The highest rates of STIs in the UK are in people between 15 and 25 and this has increased since last year. 64% of Chlamydia and 54% of genital warts cases are in heterosexual under 25s. If you have more than one sexual partner at one time it’s likely that you’ll come into contact with someone with an STI. Whilst most aren’t that hard to treat it’s never nice to have any sort of illness – you need to go to the Doc, get the medication and wait until you’re better. It’s uncomfortable and inconvenient.
Frankly it’s never worth taking the risk. We’re always saying it here at DW, but we’ll say it again just in case, prevention is always way better than treatment. So, that’s why want to talk about condoms. With the launch of out new Lust Diseases site it seems fitting. Basically condoms are the only way to protect yourself and your partner from STIs.
There’s often the argument that there isn’t enough reference to using protection on the screen. And when you think about, there really isn’t. You rarely see two people in films or on telly stopping in the heat of the moment to use a condom. It’s weird that shows and films do seem to promote unprotected sex because it is so important for everyone, especially young people to more careful that they are.
Also, in online and written pornography condoms are never used. This September after several American porn stars were diagnosed with HIV some of them have spoken up and are calling for condoms to be compulsory for porn. We can’t make condoms compulsory day to day but imagine how much STI rates would drop if they were. If it was law to carry condoms and use them with new and random partners we’d slash STI rates within months.
It pretty much comes down to the fact that it really is all too easy to just not bother with using condoms. For straight guys the incentive to use condoms is lessened by the fact that so many girls are on some kind of birth control that protects from the possibility of getting pregnant. So people are basically not really worrying about the possibly of picking up an STI because they’re preventing conception.
In contrast gay guys are much more condom aware – HIV is still a killer and a condom is the only way to prevent it. Interestingly back in the 1980’s and 90’s the gay community got into condoms in a big way and made a real difference to the increase in aids. Now however, with the improvements in retro-viral drugs, young gay men are choosing not to use condoms as they feel the threat as ‘old fashioned’ and HIV seems to be once again on the increase.
Once you’ve got a regular partner you might decide to go and get tested together before ditching the condoms. Choosing to do this is a pretty big commitment but if you’re a heterosexual couple you need to make sure you’re using another form of contraception if you’re not trying to get pregnant.

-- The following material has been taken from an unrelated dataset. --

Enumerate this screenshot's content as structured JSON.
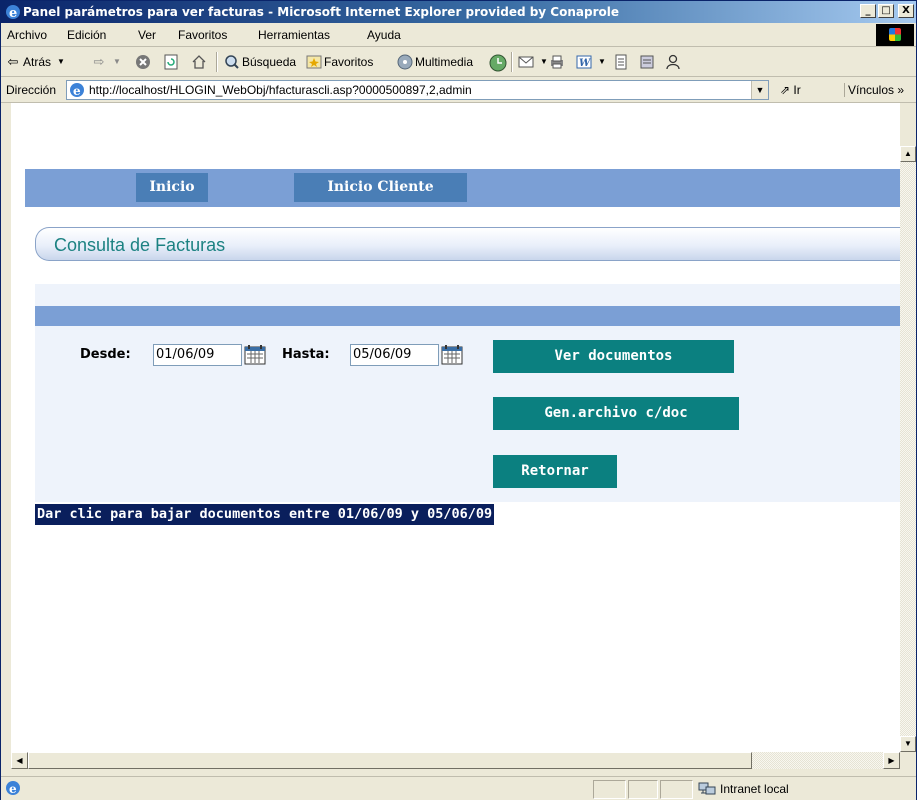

Having unprotected sex with a ‘non-exclusive’ partner is taking a risk – don’t think it won’t happen to you just because it hasn’t yet. Young people can and do get STIs. If you’ve managed to dodge the bullet so far doesn’t mean that you shouldn’t insist on wearing a condom. Even if the girl or guy you’re with tells you it’s okay – remember that it’s your health so you should do all you can to look after it.
Basically we all know how to avoid STIs but it doesn’t seem to have stopped an increase that’s running at 5% a year and is heavily concentrated around 15-24 year olds. OK we get it, in the heat of the moment finding a condom is the last thing on your mind. Who wants to break ‘the moment’? Or maybe you just think it could never happen to you. Anyone can have an STI and using barrier protection (condoms, Femidoms and dental dams) is the only way you can avoid catching them. Whatever your sexual habits, it only takes sexual contact one time without using protection to catch one.
Teenage pregnancy rates are on the decline which you think would also mean a decrease in STI rates but this isn’t the case which means only one thing – people aren’t using condoms and for contraception but relying on methods that don’t prevent STIs. The pill puts the responsibility for contraception on girls – fair play the pill has probably been the best thing to happen to women in the last 50 years. It’s given them lots of freedom.
However if that’s the case it should put the responsibility for protection on guys. If you’re relying on a girl to remember to take the pill every morning the least you can do is remember to pack a condom in your wallet so you neither catch nor share anything you wouldn’t want to.
People, guys especially, claim sex doesn’t feel as good when you use a condom. Amazingly condoms have been around for 400 years? Originally they were made from sheep intestines and then rubber. But in the last 50 years there haven’t been many changes or improvements in how they are made. Strangely enough back in March Bill Gates launched a contest to find the next generation of condoms. It’s part of the Grand Challenges in Global Health and the Bill and Melinda Gates foundation is offering $100, 000 dollars of start up money to the best idea that’s either re-invents the condoms or develops the current ‘model’ using material or shapes that enhance feeling.
Until this magical new condom is actually available you’ve got to just put up with the ones we’ve already got. It’s all about changing the way you think about having sex, if you make using a condom part of your routine you won’t be as likely to forget or get too caught up in the moment to remember.